▸ **TASK DIRECTIONS**
Wherever the string "number" appears in the listing, copy that line.

--- START ---

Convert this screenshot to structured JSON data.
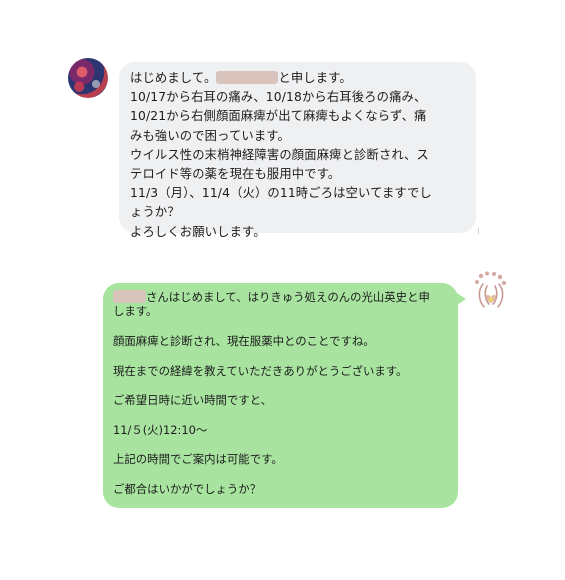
{
  "conversation": {
    "incoming": {
      "avatar_icon": "user-avatar-icon",
      "greeting_prefix": "はじめまして。",
      "greeting_suffix": "と申します。",
      "lines": [
        "10/17から右耳の痛み、10/18から右耳後ろの痛み、",
        "10/21から右側顔面麻痺が出て麻痺もよくならず、痛",
        "みも強いので困っています。",
        "ウイルス性の末梢神経障害の顔面麻痺と診断され、ス",
        "テロイド等の薬を現在も服用中です。",
        "11/3（月）、11/4（火）の11時ごろは空いてますでし",
        "ょうか？",
        "よろしくお願いします。"
      ]
    },
    "outgoing": {
      "avatar_icon": "clinic-logo-icon",
      "first_suffix_line1": "さんはじめまして、はりきゅう処えのんの光山英史と申",
      "first_line2": "します。",
      "paragraphs": [
        "顔面麻痺と診断され、現在服薬中とのことですね。",
        "現在までの経緯を教えていただきありがとうございます。",
        "ご希望日時に近い時間ですと、",
        "11/５(火)12:10〜",
        "上記の時間でご案内は可能です。",
        "ご都合はいかがでしょうか？"
      ]
    },
    "colors": {
      "incoming_bubble": "#eff0f2",
      "outgoing_bubble": "#a8e4a0",
      "redaction": "#d9c3bd"
    }
  }
}
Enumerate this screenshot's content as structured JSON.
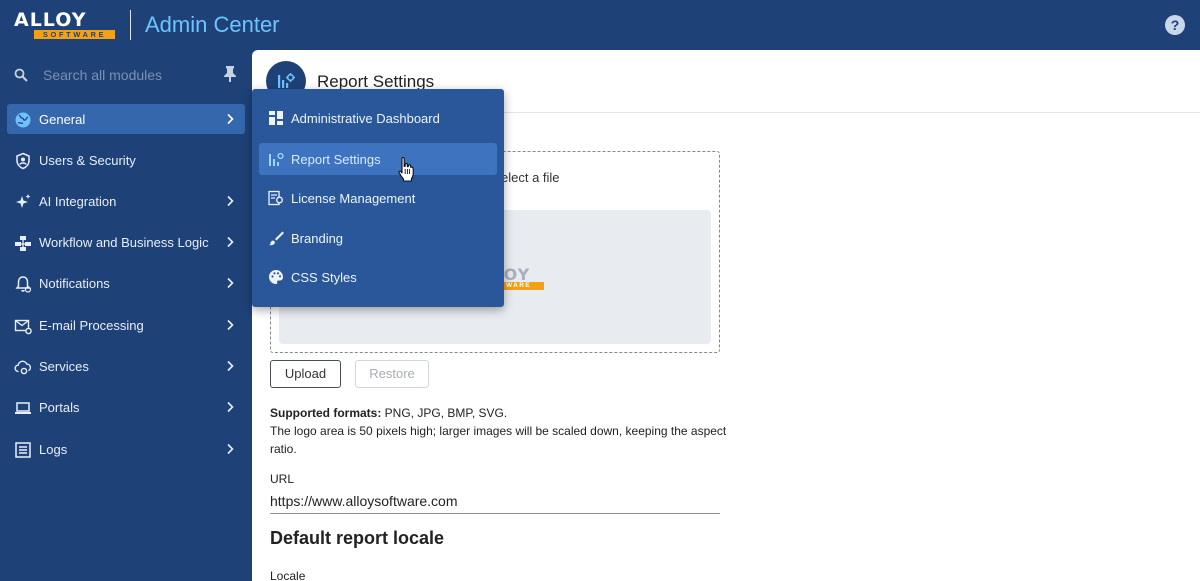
{
  "header": {
    "logo_top": "ALLOY",
    "logo_bottom": "SOFTWARE",
    "app_title": "Admin Center",
    "help_label": "?"
  },
  "sidebar": {
    "search_placeholder": "Search all modules",
    "items": [
      {
        "label": "General",
        "icon": "globe-icon",
        "active": true
      },
      {
        "label": "Users & Security",
        "icon": "shield-user-icon"
      },
      {
        "label": "AI Integration",
        "icon": "sparkles-icon"
      },
      {
        "label": "Workflow and Business Logic",
        "icon": "workflow-icon"
      },
      {
        "label": "Notifications",
        "icon": "bell-icon"
      },
      {
        "label": "E-mail Processing",
        "icon": "mail-gear-icon"
      },
      {
        "label": "Services",
        "icon": "cloud-gear-icon"
      },
      {
        "label": "Portals",
        "icon": "laptop-icon"
      },
      {
        "label": "Logs",
        "icon": "log-list-icon"
      }
    ]
  },
  "flyout": {
    "items": [
      {
        "label": "Administrative Dashboard",
        "icon": "dashboard-icon"
      },
      {
        "label": "Report Settings",
        "icon": "report-settings-icon",
        "active": true
      },
      {
        "label": "License Management",
        "icon": "license-icon"
      },
      {
        "label": "Branding",
        "icon": "brush-icon"
      },
      {
        "label": "CSS Styles",
        "icon": "palette-icon"
      }
    ]
  },
  "main": {
    "page_title": "Report Settings",
    "dropzone_text": "elect a file",
    "preview_logo_top": "LOY",
    "preview_logo_bottom": "WARE",
    "upload_label": "Upload",
    "restore_label": "Restore",
    "formats_label": "Supported formats:",
    "formats_value": " PNG, JPG, BMP, SVG.",
    "logo_note": "The logo area is 50 pixels high; larger images will be scaled down, keeping the aspect ratio.",
    "url_label": "URL",
    "url_value": "https://www.alloysoftware.com",
    "section_title": "Default report locale",
    "locale_label": "Locale"
  },
  "colors": {
    "sidebar_bg": "#1e4278",
    "active_item": "#3567ad",
    "flyout_bg": "#29579a",
    "accent": "#6ec3ff",
    "brand_orange": "#f2a115"
  }
}
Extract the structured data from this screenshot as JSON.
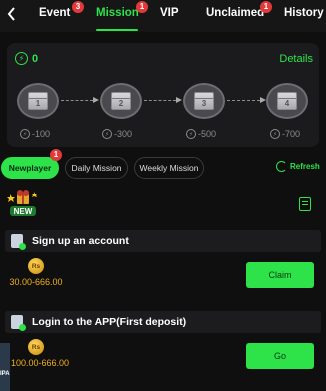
{
  "header": {
    "back_icon": "chevron-left-icon",
    "tabs": [
      {
        "label": "Event",
        "badge": "3",
        "active": false
      },
      {
        "label": "Mission",
        "badge": "1",
        "active": true
      },
      {
        "label": "VIP",
        "badge": "",
        "active": false
      },
      {
        "label": "Unclaimed",
        "badge": "1",
        "active": false
      },
      {
        "label": "History",
        "badge": "",
        "active": false
      }
    ]
  },
  "progress_card": {
    "count": "0",
    "details_label": "Details",
    "chests": [
      {
        "number": "1",
        "reward": "-100"
      },
      {
        "number": "2",
        "reward": "-300"
      },
      {
        "number": "3",
        "reward": "-500"
      },
      {
        "number": "4",
        "reward": "-700"
      }
    ]
  },
  "filters": {
    "pills": [
      {
        "label": "Newplayer",
        "badge": "1",
        "active": true
      },
      {
        "label": "Daily Mission",
        "badge": "",
        "active": false
      },
      {
        "label": "Weekly Mission",
        "badge": "",
        "active": false
      }
    ],
    "refresh_label": "Refresh"
  },
  "new_badge_label": "NEW",
  "tasks": [
    {
      "title": "Sign up an account",
      "coin_label": "Rs",
      "amount": "30.00-666.00",
      "button": "Claim"
    },
    {
      "title": "Login to the APP(First deposit)",
      "coin_label": "Rs",
      "amount": "100.00-666.00",
      "button": "Go"
    }
  ],
  "side_strip_label": "IPA",
  "colors": {
    "accent": "#2ee24a",
    "badge": "#e23a3a",
    "amount": "#f0b020"
  }
}
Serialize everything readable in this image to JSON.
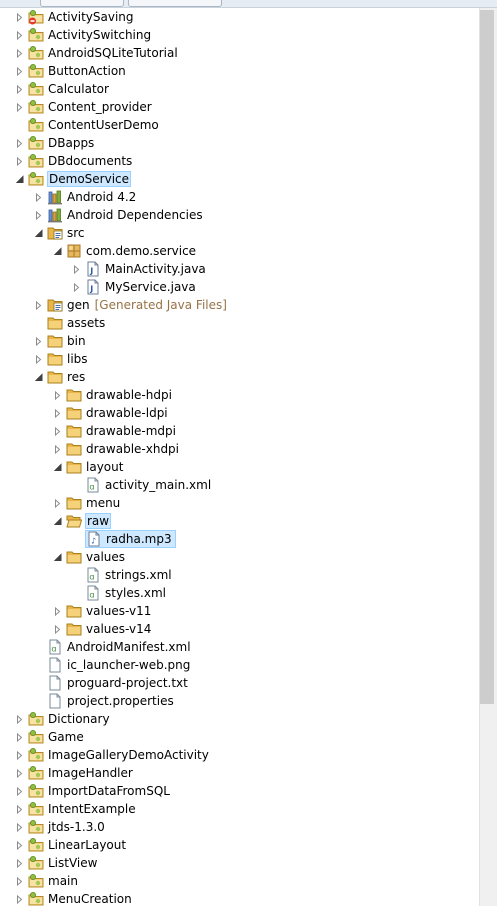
{
  "tabs": [
    "",
    ""
  ],
  "tree": [
    {
      "label": "ActivitySaving",
      "icon": "android-project-error",
      "twisty": "collapsed",
      "depth": 0
    },
    {
      "label": "ActivitySwitching",
      "icon": "android-project",
      "twisty": "collapsed",
      "depth": 0
    },
    {
      "label": "AndroidSQLiteTutorial",
      "icon": "android-project",
      "twisty": "collapsed",
      "depth": 0
    },
    {
      "label": "ButtonAction",
      "icon": "android-project",
      "twisty": "collapsed",
      "depth": 0
    },
    {
      "label": "Calculator",
      "icon": "android-project",
      "twisty": "collapsed",
      "depth": 0
    },
    {
      "label": "Content_provider",
      "icon": "android-project",
      "twisty": "collapsed",
      "depth": 0
    },
    {
      "label": "ContentUserDemo",
      "icon": "android-project",
      "twisty": "none",
      "depth": 0
    },
    {
      "label": "DBapps",
      "icon": "android-project",
      "twisty": "collapsed",
      "depth": 0
    },
    {
      "label": "DBdocuments",
      "icon": "android-project",
      "twisty": "collapsed",
      "depth": 0
    },
    {
      "label": "DemoService",
      "icon": "android-project",
      "twisty": "expanded",
      "depth": 0,
      "selected": true
    },
    {
      "label": "Android 4.2",
      "icon": "library",
      "twisty": "collapsed",
      "depth": 1
    },
    {
      "label": "Android Dependencies",
      "icon": "library",
      "twisty": "collapsed",
      "depth": 1
    },
    {
      "label": "src",
      "icon": "source-folder",
      "twisty": "expanded",
      "depth": 1
    },
    {
      "label": "com.demo.service",
      "icon": "package",
      "twisty": "expanded",
      "depth": 2
    },
    {
      "label": "MainActivity.java",
      "icon": "java-file",
      "twisty": "collapsed",
      "depth": 3
    },
    {
      "label": "MyService.java",
      "icon": "java-file",
      "twisty": "collapsed",
      "depth": 3
    },
    {
      "label": "gen",
      "decoration": "[Generated Java Files]",
      "icon": "source-folder",
      "twisty": "collapsed",
      "depth": 1
    },
    {
      "label": "assets",
      "icon": "folder",
      "twisty": "none",
      "depth": 1
    },
    {
      "label": "bin",
      "icon": "folder",
      "twisty": "collapsed",
      "depth": 1
    },
    {
      "label": "libs",
      "icon": "folder",
      "twisty": "collapsed",
      "depth": 1
    },
    {
      "label": "res",
      "icon": "folder",
      "twisty": "expanded",
      "depth": 1
    },
    {
      "label": "drawable-hdpi",
      "icon": "folder",
      "twisty": "collapsed",
      "depth": 2
    },
    {
      "label": "drawable-ldpi",
      "icon": "folder",
      "twisty": "collapsed",
      "depth": 2
    },
    {
      "label": "drawable-mdpi",
      "icon": "folder",
      "twisty": "collapsed",
      "depth": 2
    },
    {
      "label": "drawable-xhdpi",
      "icon": "folder",
      "twisty": "collapsed",
      "depth": 2
    },
    {
      "label": "layout",
      "icon": "folder",
      "twisty": "expanded",
      "depth": 2
    },
    {
      "label": "activity_main.xml",
      "icon": "xml-file",
      "twisty": "none",
      "depth": 3
    },
    {
      "label": "menu",
      "icon": "folder",
      "twisty": "collapsed",
      "depth": 2
    },
    {
      "label": "raw",
      "icon": "folder-open",
      "twisty": "expanded",
      "depth": 2,
      "selected": true
    },
    {
      "label": "radha.mp3",
      "icon": "audio-file",
      "twisty": "none",
      "depth": 3,
      "selected": true,
      "boxed": true
    },
    {
      "label": "values",
      "icon": "folder",
      "twisty": "expanded",
      "depth": 2
    },
    {
      "label": "strings.xml",
      "icon": "xml-file",
      "twisty": "none",
      "depth": 3
    },
    {
      "label": "styles.xml",
      "icon": "xml-file",
      "twisty": "none",
      "depth": 3
    },
    {
      "label": "values-v11",
      "icon": "folder",
      "twisty": "collapsed",
      "depth": 2
    },
    {
      "label": "values-v14",
      "icon": "folder",
      "twisty": "collapsed",
      "depth": 2
    },
    {
      "label": "AndroidManifest.xml",
      "icon": "xml-file",
      "twisty": "none",
      "depth": 1
    },
    {
      "label": "ic_launcher-web.png",
      "icon": "file",
      "twisty": "none",
      "depth": 1
    },
    {
      "label": "proguard-project.txt",
      "icon": "file",
      "twisty": "none",
      "depth": 1
    },
    {
      "label": "project.properties",
      "icon": "file",
      "twisty": "none",
      "depth": 1
    },
    {
      "label": "Dictionary",
      "icon": "android-project",
      "twisty": "collapsed",
      "depth": 0
    },
    {
      "label": "Game",
      "icon": "android-project",
      "twisty": "collapsed",
      "depth": 0
    },
    {
      "label": "ImageGalleryDemoActivity",
      "icon": "android-project",
      "twisty": "collapsed",
      "depth": 0
    },
    {
      "label": "ImageHandler",
      "icon": "android-project",
      "twisty": "collapsed",
      "depth": 0
    },
    {
      "label": "ImportDataFromSQL",
      "icon": "android-project",
      "twisty": "collapsed",
      "depth": 0
    },
    {
      "label": "IntentExample",
      "icon": "android-project",
      "twisty": "collapsed",
      "depth": 0
    },
    {
      "label": "jtds-1.3.0",
      "icon": "android-project",
      "twisty": "collapsed",
      "depth": 0
    },
    {
      "label": "LinearLayout",
      "icon": "android-project",
      "twisty": "collapsed",
      "depth": 0
    },
    {
      "label": "ListView",
      "icon": "android-project",
      "twisty": "collapsed",
      "depth": 0
    },
    {
      "label": "main",
      "icon": "android-project",
      "twisty": "collapsed",
      "depth": 0
    },
    {
      "label": "MenuCreation",
      "icon": "android-project",
      "twisty": "collapsed",
      "depth": 0
    }
  ],
  "colors": {
    "selection": "#cde8ff",
    "selection_border": "#99d1ff",
    "decoration": "#967346",
    "folder": "#e8b64a"
  }
}
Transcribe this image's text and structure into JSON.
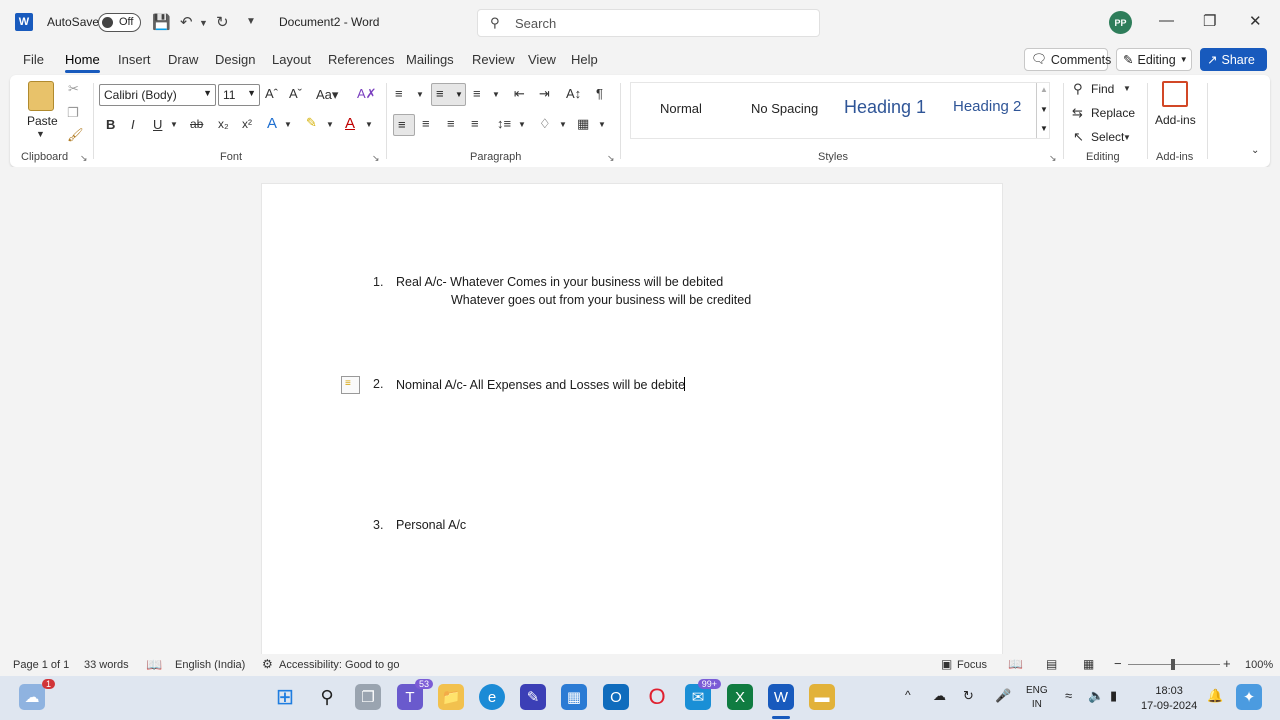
{
  "titlebar": {
    "autosave_label": "AutoSave",
    "autosave_state": "Off",
    "doc_title": "Document2  -  Word",
    "search_placeholder": "Search",
    "avatar_initials": "PP"
  },
  "menu": {
    "tabs": [
      "File",
      "Home",
      "Insert",
      "Draw",
      "Design",
      "Layout",
      "References",
      "Mailings",
      "Review",
      "View",
      "Help"
    ],
    "active_tab": "Home",
    "comments_label": "Comments",
    "editing_label": "Editing",
    "share_label": "Share"
  },
  "ribbon": {
    "clipboard": {
      "paste_label": "Paste",
      "group_label": "Clipboard"
    },
    "font": {
      "font_name": "Calibri (Body)",
      "font_size": "11",
      "group_label": "Font"
    },
    "paragraph": {
      "group_label": "Paragraph"
    },
    "styles": {
      "items": [
        "Normal",
        "No Spacing",
        "Heading 1",
        "Heading 2"
      ],
      "group_label": "Styles"
    },
    "editing": {
      "find_label": "Find",
      "replace_label": "Replace",
      "select_label": "Select",
      "group_label": "Editing"
    },
    "addins": {
      "button_label": "Add-ins",
      "group_label": "Add-ins"
    }
  },
  "document": {
    "items": [
      {
        "number": "1.",
        "line1": "Real A/c- Whatever Comes in your business will be debited",
        "line2": "Whatever goes out from your business will be credited"
      },
      {
        "number": "2.",
        "line1": "Nominal A/c- All Expenses and Losses will be debite"
      },
      {
        "number": "3.",
        "line1": "Personal A/c"
      }
    ]
  },
  "statusbar": {
    "page": "Page 1 of 1",
    "words": "33 words",
    "language": "English (India)",
    "accessibility": "Accessibility: Good to go",
    "focus": "Focus",
    "zoom": "100%"
  },
  "taskbar": {
    "weather_badge": "1",
    "teams_badge": "53",
    "store_badge": "99+",
    "lang_line1": "ENG",
    "lang_line2": "IN",
    "time": "18:03",
    "date": "17-09-2024"
  },
  "colors": {
    "word_blue": "#185abd",
    "heading_blue": "#2f5597"
  }
}
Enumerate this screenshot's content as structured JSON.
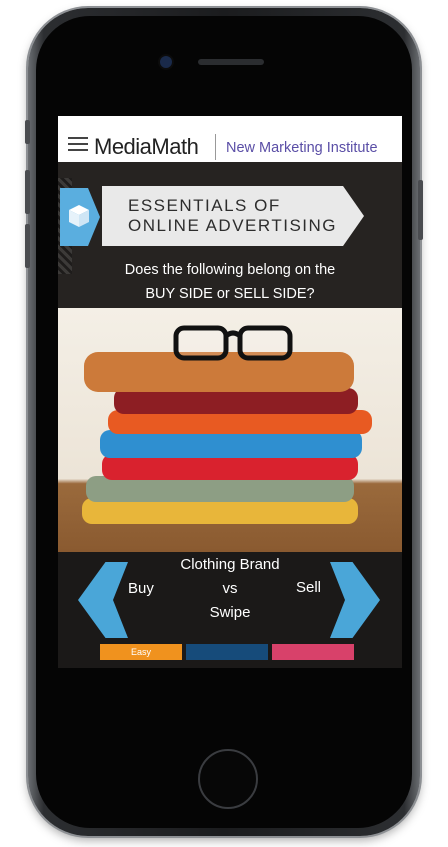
{
  "header": {
    "logo": "MediaMath",
    "subtitle": "New Marketing Institute"
  },
  "banner": {
    "title_line1": "ESSENTIALS OF",
    "title_line2": "ONLINE ADVERTISING"
  },
  "question": {
    "line1": "Does the following belong on the",
    "line2": "BUY SIDE or SELL SIDE?"
  },
  "card": {
    "item": "Clothing Brand",
    "vs": "vs",
    "action": "Swipe",
    "left_label": "Buy",
    "right_label": "Sell"
  },
  "difficulty": {
    "levels": [
      {
        "label": "Easy",
        "color": "#f0921e"
      },
      {
        "label": "",
        "color": "#164b7a"
      },
      {
        "label": "",
        "color": "#d8416a"
      }
    ]
  },
  "colors": {
    "accent_blue": "#4aa6d8",
    "brand_purple": "#5a4ea6",
    "background": "#262321"
  },
  "icons": [
    "menu-icon",
    "cube-icon",
    "chevron-left-icon",
    "chevron-right-icon"
  ]
}
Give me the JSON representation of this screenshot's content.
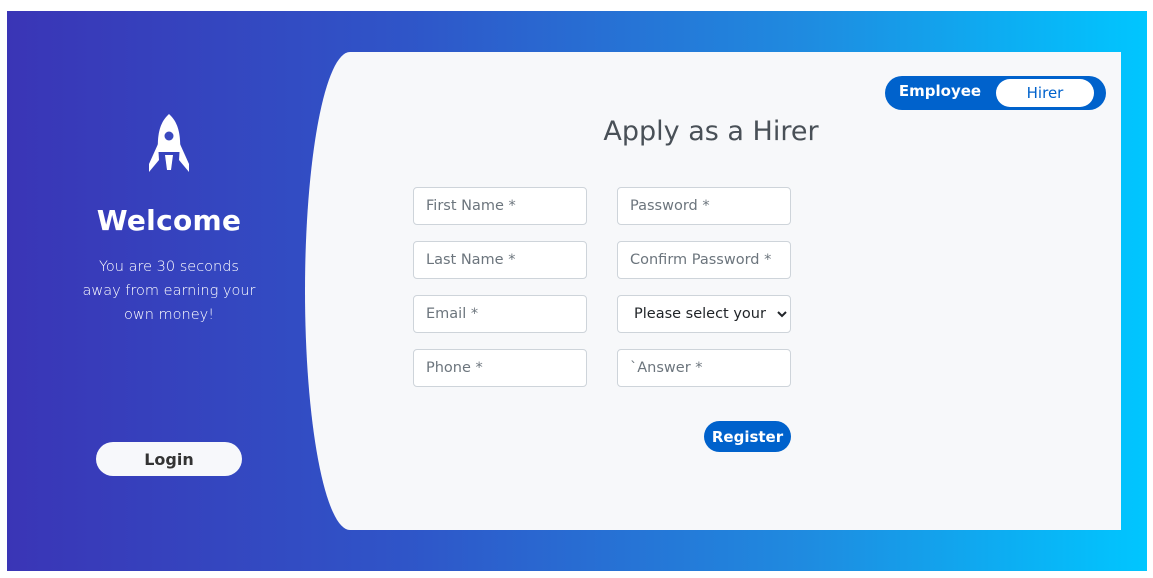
{
  "left_panel": {
    "icon": "rocket-icon",
    "welcome": "Welcome",
    "tagline": "You are 30 seconds away from earning your own money!",
    "login_label": "Login"
  },
  "toggle": {
    "employee_label": "Employee",
    "hirer_label": "Hirer"
  },
  "form": {
    "heading": "Apply as a Hirer",
    "first_name_placeholder": "First Name *",
    "last_name_placeholder": "Last Name *",
    "email_placeholder": "Email *",
    "phone_placeholder": "Phone *",
    "password_placeholder": "Password *",
    "confirm_password_placeholder": "Confirm Password *",
    "security_question_selected": "Please select your",
    "answer_placeholder": "`Answer *",
    "register_label": "Register"
  },
  "colors": {
    "gradient_start": "#3a35b6",
    "gradient_end": "#00c6ff",
    "accent": "#0062cc",
    "card_bg": "#f7f8fa"
  }
}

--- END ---

▸ **TASK RESPONSE**
        "number": "1",
        "number": "2",
        "number": "3",
        "number": "4",
        "number": "1.",
        "number": "2.",
        "number": "3.",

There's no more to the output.